The Muslim-Jewish Advisory Council praised the U.S. Senate for adopting unanimously the Protecting Religiously Affiliated Institutions Act of 2018. The Council thanked Senators Orrin Hatch (R-Utah) and Dianne Feinstein (D-California) for their leadership in shepherding the legislation through the Senate.

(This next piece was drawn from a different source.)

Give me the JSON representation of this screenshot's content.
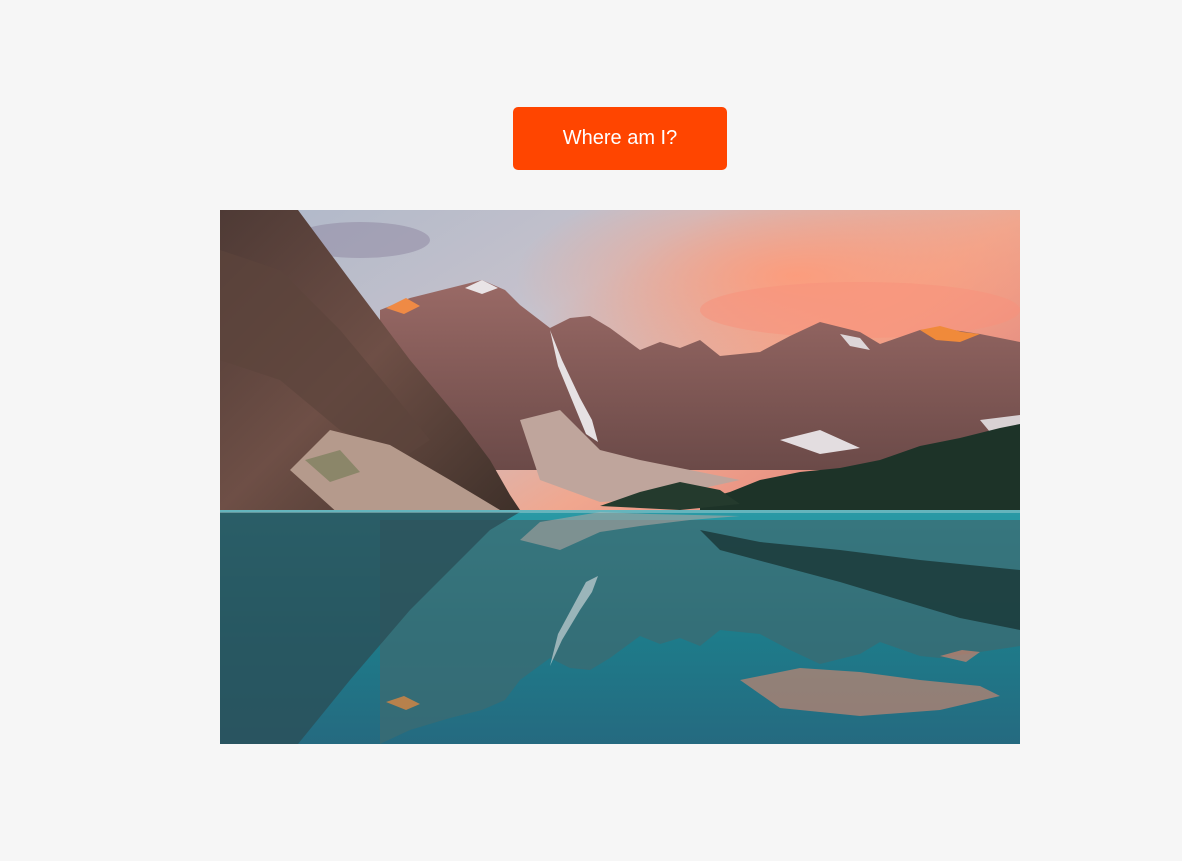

The House of Representatives overwhelmingly adopted a similar measure in December.
“Solid bipartisan support for this critical measure confirms a determination by our political leaders to assertively combat religiously-motivated hate crimes,” said Council Co-Chair Farooq Kathwari.
Council Co-Chair Stanley Bergman added, “We look forward to this important measure being signed into law, ensuring that attacks on religious institutions are fully investigated and prosecuted and sending a powerful message of no tolerance for hate crimes.”
Strengthening the capacity of law enforcement to monitor and prosecute hate crimes has been a priority of the Muslim-Jewish Advisory Council since it was established nearly two years ago.
The new legislation expands coverage of federal hate crimes laws to include religious institutions, such as schools and community centers. It clarifies that threats against, as well as acts that result in damage to, religious institutions are covered under federal law.
According to the latest FBI report, issued in 2017, hate crimes increased by 4.6 percent in 2016 compared to 2015. Anti-Jewish incidents comprise the majority all religious hate crimes, while anti-Muslim incidents rose nearly 20 percent over 2015.
The Muslim-Jewish Advisory Council brings together 46 civil society, religious, and business leaders from across the United States to advocate for domestic policy issues of common concern. The American Jewish Committee (AJC) and the Islamic Society of North America (ISNA) are its co-conveners. The Council has eight regional affiliates across the United States, in Dallas, Houston, Los Angeles, New Jersey, New York, Philadelphia, South Florida, and Washington, D.C.